While U.S. athletes have stayed silent about politics during these Olympic Games, their actions have spoken volumes.
First came the decision by U.S. team captains to pick runner Lopez Lomong, who was a Sudanese war refugee, to lead the U.S. delegation into the Aug. 8 opening ceremony as the team's flag bearer.
Many interpreted Lomong's selection as a dig at the Chinese government's support of Sudan, which has armed militias that have killed hundreds of thousands of people in the country's Darfur region.
On Friday night, the U.S. team entered the political fray again by choosing archer Khatuna Lorig, who was born in what is now the country of Georgia, to be the U.S. flag bearer in Sunday's closing ceremony.

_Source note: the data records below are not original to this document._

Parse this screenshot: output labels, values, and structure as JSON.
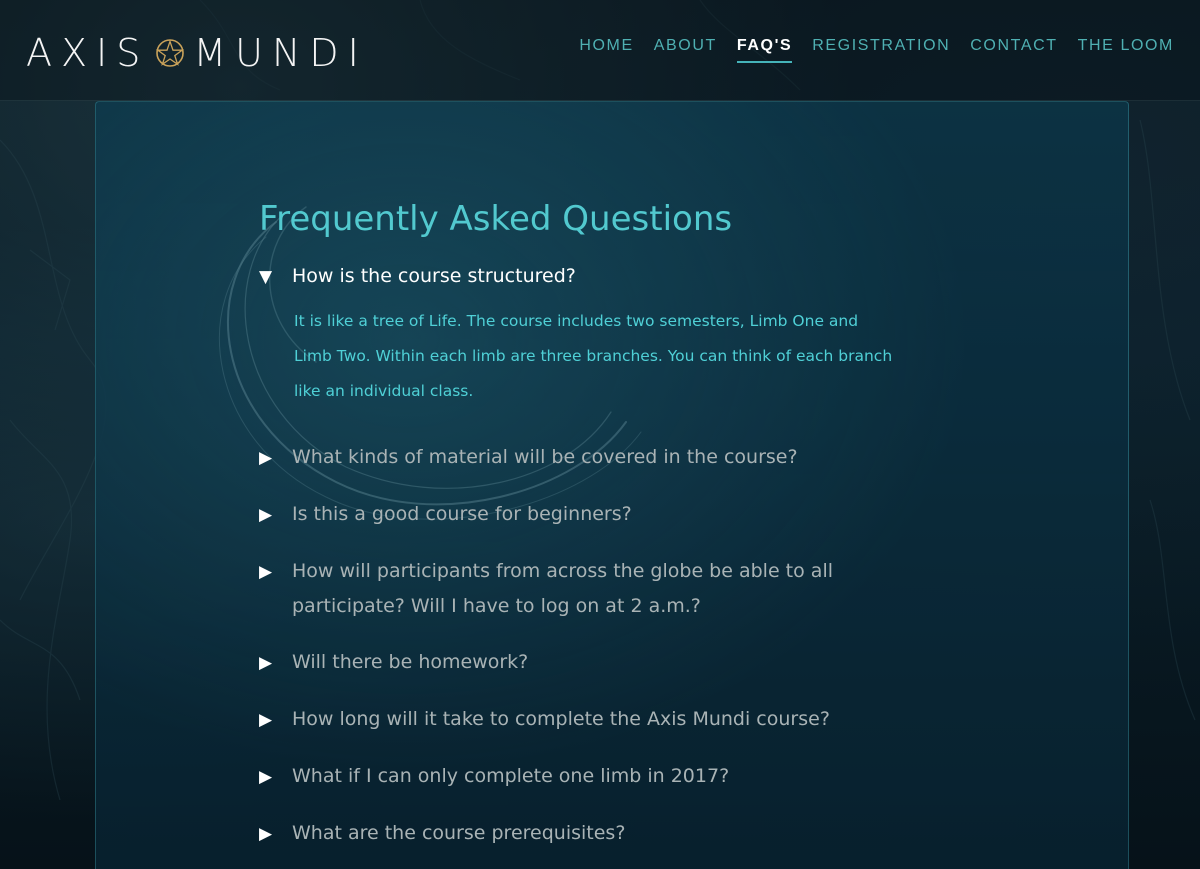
{
  "header": {
    "logo_left": "AXIS",
    "logo_right": "MUNDI",
    "logo_seal": "pentacle-icon",
    "nav": [
      {
        "label": "HOME",
        "active": false
      },
      {
        "label": "ABOUT",
        "active": false
      },
      {
        "label": "FAQ'S",
        "active": true
      },
      {
        "label": "REGISTRATION",
        "active": false
      },
      {
        "label": "CONTACT",
        "active": false
      },
      {
        "label": "THE LOOM",
        "active": false
      }
    ]
  },
  "faq": {
    "title": "Frequently Asked Questions",
    "items": [
      {
        "question": "How is the course structured?",
        "open": true,
        "answer": "It is like a tree of Life. The course includes two semesters, Limb One and Limb Two. Within each limb are three branches. You can think of each branch like an individual class."
      },
      {
        "question": "What kinds of material will be covered in the course?",
        "open": false
      },
      {
        "question": "Is this a good course for beginners?",
        "open": false
      },
      {
        "question": "How will participants from across the globe be able to all participate? Will I have to log on at 2 a.m.?",
        "open": false
      },
      {
        "question": "Will there be homework?",
        "open": false
      },
      {
        "question": "How long will it take to complete the Axis Mundi course?",
        "open": false
      },
      {
        "question": "What if I can only complete one limb in 2017?",
        "open": false
      },
      {
        "question": "What are the course prerequisites?",
        "open": false
      }
    ],
    "arrow_open": "▼",
    "arrow_closed": "▶"
  },
  "colors": {
    "accent": "#52c9cf",
    "nav": "#4fb0b2",
    "question": "#a9b3b5",
    "seal": "#c9a25a"
  }
}
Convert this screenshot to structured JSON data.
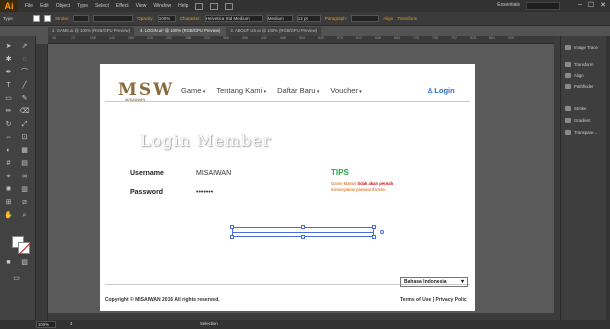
{
  "app": {
    "logo": "Ai",
    "menus": [
      "File",
      "Edit",
      "Object",
      "Type",
      "Select",
      "Effect",
      "View",
      "Window",
      "Help"
    ],
    "workspace": "Essentials",
    "window_controls": [
      "–",
      "☐",
      "✕"
    ]
  },
  "control_bar": {
    "selection_type": "Type",
    "stroke_label": "Stroke:",
    "opacity_label": "Opacity:",
    "opacity_value": "100%",
    "character_label": "Character:",
    "font_name": "Helvetica Std Medium",
    "font_style": "Medium",
    "font_size": "12 pt",
    "paragraph_label": "Paragraph:",
    "align_label": "Align",
    "transform_label": "Transform"
  },
  "tabs": [
    {
      "label": "2. GAME.ai @ 100% (RGB/GPU Preview)",
      "active": false
    },
    {
      "label": "4. LOGIN.ai* @ 100% (RGB/GPU Preview)",
      "active": true
    },
    {
      "label": "3. ABOUT US.ai @ 100% (RGB/GPU Preview)",
      "active": false
    }
  ],
  "ruler_ticks": [
    "36",
    "72",
    "108",
    "144",
    "180",
    "216",
    "252",
    "288",
    "324",
    "360",
    "396",
    "432",
    "468",
    "504",
    "540",
    "576",
    "612",
    "648",
    "684",
    "720",
    "756",
    "792",
    "828",
    "864",
    "900"
  ],
  "site": {
    "logo_text": "MSW",
    "logo_sub": "MISAIWAN",
    "nav": [
      "Game",
      "Tentang Kami",
      "Daftar Baru",
      "Voucher"
    ],
    "login_link": "Login",
    "page_title": "Login Member",
    "username_label": "Username",
    "username_value": "MISAIWAN",
    "password_label": "Password",
    "password_value": "•••••••",
    "tips_title": "TIPS",
    "tips_line1_prefix": "Game Master",
    "tips_line1_highlight": "tidak akan pernah",
    "tips_line2": "menanyakan password kamu",
    "copyright": "Copyright © MISAIWAN 2016 All rights reserved.",
    "language": "Bahasa Indonesia",
    "footer_links": "Terms of Use | Privacy Polic"
  },
  "panels": [
    {
      "label": "Image Trace",
      "icon": "image-trace-icon"
    },
    {
      "label": "Transform",
      "icon": "transform-icon"
    },
    {
      "label": "Align",
      "icon": "align-icon"
    },
    {
      "label": "Pathfinder",
      "icon": "pathfinder-icon"
    },
    {
      "label": "Stroke",
      "icon": "stroke-icon"
    },
    {
      "label": "Gradient",
      "icon": "gradient-icon"
    },
    {
      "label": "Transpare...",
      "icon": "transparency-icon"
    }
  ],
  "status": {
    "zoom": "100%",
    "artboard": "4",
    "tool": "Selection"
  },
  "colors": {
    "accent": "#ff9a00",
    "tips_green": "#21a83a",
    "tips_orange": "#d15a00",
    "login_blue": "#2a6fc0",
    "logo_brown": "#8a6a3c",
    "selection_blue": "#4a6fd8"
  }
}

With Georgia recently fighting a mismatched war against Russian troops in the separatist Georgian province of South Ossetia, many saw Lorig's selection as a show of support by U.S. athletes for the besieged Georgians.
Since breaking from the former Soviet Union, Georgia has moved closer to the United States and other Western powers while angering Russian leaders.
Lorig, however, played down the politics during a Saturday interview with McClatchy, saying her fellow U.S. athletes didn't pick her to score geopolitical points.
"It's more that they feel that I'm American, it doesn't matter where I was born," the 34-year-old West Hollywood, Calif., resident said. "I'm truly very proud to be an American and most definitely very proud to be on the U.S. team."
The conflict in her home country, however, did weigh on her mind as she competed Aug. 12 and 14, advancing to the archery quarterfinals before losing to world record holder Yun Ok-Hee of South Korea.
Loris said her parents fled their home in the Georgian city of Gori when Russian troops invaded earlier this month and are still staying with her brother in the capital of Tbilisi. While competing, Lorig had called to make sure her parents were all right and was reassured after talking to her mother.
Lorig later learned that her mother had spared her the worst details about the destruction in Gori so that she wouldn't be too upset to compete. The family's farm house was spared the destruction, but neighboring buildings weren't, Lorig said.
The archer expressed strong support for beleaguered Georgian President Mikhail Saakashvili, who she said had done much to improve the lives of ordinary Georgians.
"I feel sad and I feel very upset," Lorig said. "But I know Georgia has very good relations with other countries and the world is not blind and will not just stand by."
Archery team captain Victor Wunderle said he nominated Lorig to be U.S. flag bearer in recognition of the respect her fellow athletes held her in. Lorig had won the Olympic bronze medal in 1992 as part of a team representing countries of the former Soviet Union and has helped coach many of her fellow U.S. archers.
"This isn't about the governments in the world," Lorig said. "This isn't about international politics. Khatuna was elected by her peers, elected by other athletes. Khatuna has a great story."
Lorig has competed on three Olympic national teams - the Unified Team of the former Soviet Union in 1992, the Georgian delegations of 1996 and 2000 and this year's U.S. team. Lorig moved to New Jersey from her native country in 1996 but could only join the U.S. team after winning American citizenship in May 2005.
Lorig said one of the first things she did after becoming a citizen was join the U.S. Olympic squad.
"I love this country," Lorig said. "It's the number one country in the world, and I'm holding its flag."